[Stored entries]
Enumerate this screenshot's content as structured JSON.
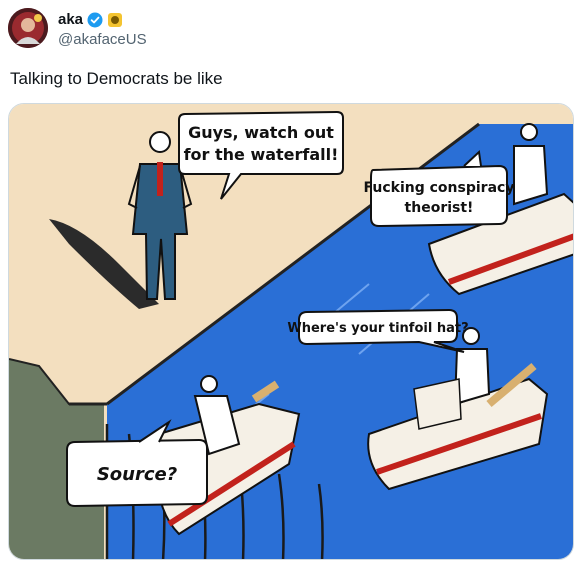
{
  "tweet": {
    "author": {
      "display_name": "aka",
      "handle": "@akafaceUS",
      "verified_icon": "verified-check-icon",
      "affiliate_icon": "gold-badge-icon"
    },
    "text": "Talking to Democrats be like",
    "media": {
      "bubbles": {
        "man_line1": "Guys, watch out",
        "man_line2": "for the waterfall!",
        "boat1_line1": "Fucking conspiracy",
        "boat1_line2": "theorist!",
        "boat2": "Where's your tinfoil hat?",
        "boat3": "Source?"
      }
    }
  },
  "colors": {
    "river": "#2a6fd6",
    "sand": "#f3dfbf",
    "boat_stripe": "#c2221c",
    "verified": "#1d9bf0",
    "handle": "#536471"
  }
}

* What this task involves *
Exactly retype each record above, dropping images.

* Exercise solution *
Enumerate this screenshot's content as structured JSON.
{
  "tweet": {
    "author": {
      "display_name": "aka",
      "handle": "@akafaceUS",
      "verified_icon": "verified-check-icon",
      "affiliate_icon": "gold-badge-icon"
    },
    "text": "Talking to Democrats be like",
    "media": {
      "bubbles": {
        "man_line1": "Guys, watch out",
        "man_line2": "for the waterfall!",
        "boat1_line1": "Fucking conspiracy",
        "boat1_line2": "theorist!",
        "boat2": "Where's your tinfoil hat?",
        "boat3": "Source?"
      }
    }
  },
  "colors": {
    "river": "#2a6fd6",
    "sand": "#f3dfbf",
    "boat_stripe": "#c2221c",
    "verified": "#1d9bf0",
    "handle": "#536471"
  }
}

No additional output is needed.